Notably, ESMA is changing its union strategic supervisory priorities (USSPs) to include ESG disclosures alongside market data quality. The new priority of ESG disclosures replaces costs and performance for retail investment products and represents an important step in the implementation of the ESMA strategy, which gives a prominent role to sustainable finance. ESMA and the national competent authorities (NCAs) will work together to foster transparency and comprehensibility of ESG disclosures across key segments of the sustainable finance value chain including issuers, investment managers and investment firms, and in doing so, tackle greenwashing. Not surprisingly, ESMA aims to gradually promote an increased scrutiny on ESG disclosures through effective and consistent supervision.
European Commission report on the functionality of the Securitisation Regulation
The European Commission published its long-awaited report on the functioning of the Securitisation Regulation. Read analysis by our ALG colleagues here.
AML/ CFT/ Sanctions
Commissioner McGuinness spoke recently on the new EU AML-CTF supervision model. Commissioner McGuinness gave an overview of the new EU AML-CTF supervision model. The model includes four different elements:
- the new AML Regulation - directly applicable rules (the single rulebook) so that industry implement the same rules, no matter where in the European Union they are based

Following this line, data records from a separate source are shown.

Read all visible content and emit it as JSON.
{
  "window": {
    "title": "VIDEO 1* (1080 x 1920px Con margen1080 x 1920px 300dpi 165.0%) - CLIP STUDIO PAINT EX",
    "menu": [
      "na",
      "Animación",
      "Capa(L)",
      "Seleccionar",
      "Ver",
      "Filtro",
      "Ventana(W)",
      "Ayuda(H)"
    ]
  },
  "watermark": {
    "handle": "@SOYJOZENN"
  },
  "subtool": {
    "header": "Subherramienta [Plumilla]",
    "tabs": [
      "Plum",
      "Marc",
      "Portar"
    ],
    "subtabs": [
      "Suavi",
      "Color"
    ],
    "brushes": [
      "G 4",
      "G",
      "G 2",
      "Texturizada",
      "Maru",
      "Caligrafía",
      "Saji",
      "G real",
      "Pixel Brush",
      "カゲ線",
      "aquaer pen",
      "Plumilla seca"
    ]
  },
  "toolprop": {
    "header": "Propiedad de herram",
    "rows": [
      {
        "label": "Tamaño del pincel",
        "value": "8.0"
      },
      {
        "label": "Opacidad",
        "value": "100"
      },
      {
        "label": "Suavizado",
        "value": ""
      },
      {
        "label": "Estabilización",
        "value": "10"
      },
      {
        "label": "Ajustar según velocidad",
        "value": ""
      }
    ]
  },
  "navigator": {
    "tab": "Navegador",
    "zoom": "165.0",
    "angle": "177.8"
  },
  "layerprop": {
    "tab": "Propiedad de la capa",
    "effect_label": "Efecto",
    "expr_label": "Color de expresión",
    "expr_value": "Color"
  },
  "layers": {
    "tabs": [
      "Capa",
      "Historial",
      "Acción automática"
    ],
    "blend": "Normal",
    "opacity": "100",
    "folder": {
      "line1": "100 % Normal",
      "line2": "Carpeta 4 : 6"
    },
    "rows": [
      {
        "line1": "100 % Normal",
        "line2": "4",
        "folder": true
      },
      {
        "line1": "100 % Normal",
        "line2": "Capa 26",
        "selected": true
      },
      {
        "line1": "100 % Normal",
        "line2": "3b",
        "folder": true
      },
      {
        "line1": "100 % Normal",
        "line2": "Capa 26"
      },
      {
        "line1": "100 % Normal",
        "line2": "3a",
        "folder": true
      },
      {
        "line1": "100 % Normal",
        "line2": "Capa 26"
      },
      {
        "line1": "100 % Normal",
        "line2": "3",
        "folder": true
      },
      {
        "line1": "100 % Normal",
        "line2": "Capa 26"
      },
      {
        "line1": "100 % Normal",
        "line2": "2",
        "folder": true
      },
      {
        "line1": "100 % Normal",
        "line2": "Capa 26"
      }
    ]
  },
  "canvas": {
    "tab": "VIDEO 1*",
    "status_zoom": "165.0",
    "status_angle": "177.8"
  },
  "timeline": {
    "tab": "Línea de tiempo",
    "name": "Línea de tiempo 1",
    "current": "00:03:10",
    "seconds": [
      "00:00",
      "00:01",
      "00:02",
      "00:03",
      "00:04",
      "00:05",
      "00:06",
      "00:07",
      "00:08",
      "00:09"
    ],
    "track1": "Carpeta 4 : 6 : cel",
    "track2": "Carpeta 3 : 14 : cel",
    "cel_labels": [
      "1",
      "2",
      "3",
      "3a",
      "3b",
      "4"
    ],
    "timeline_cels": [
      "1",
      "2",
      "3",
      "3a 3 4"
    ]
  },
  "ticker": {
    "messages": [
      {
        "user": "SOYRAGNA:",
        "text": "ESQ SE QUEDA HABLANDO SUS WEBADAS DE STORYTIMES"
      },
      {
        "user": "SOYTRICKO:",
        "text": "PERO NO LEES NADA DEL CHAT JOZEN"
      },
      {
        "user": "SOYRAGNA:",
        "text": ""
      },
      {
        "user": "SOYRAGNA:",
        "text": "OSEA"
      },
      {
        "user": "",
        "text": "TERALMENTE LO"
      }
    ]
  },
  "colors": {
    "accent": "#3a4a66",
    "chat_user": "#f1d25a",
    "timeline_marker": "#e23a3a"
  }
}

- a new AML Directive - with scope for Member States to decide how they wish to structure their own systems, including the functioning of national supervision and cooperation
- extension of the Transfer of Funds Regulation to the virtual and crypto space
- a new EU Anti-Money Laundering Authority (AMLA) which will:
- directly supervise certain entities
- foster high standards, convergence and a common culture among national supervisors, encouraging cooperation and interaction between AMLA and national supervisors
- support cooperation among Financial Intelligence Units and enable joint analyses of suspicious activities at EU level
- get off the ground in 2024, to reach full staffing in 2025, and to start carrying out direct supervision in 2026 (as currently planned)
- The Wolfsberg Group issued a comment letter on the EU AML/CFT legislative package to establish the new EU AML-CTF supervision model 2022
- The IMF issued a report on Ireland and AML / CFT as part of its Financial Sector Assessment Program
- FATF is holding a public consultation on Beneficial Ownership (Recommendation 24) which closes on 6 December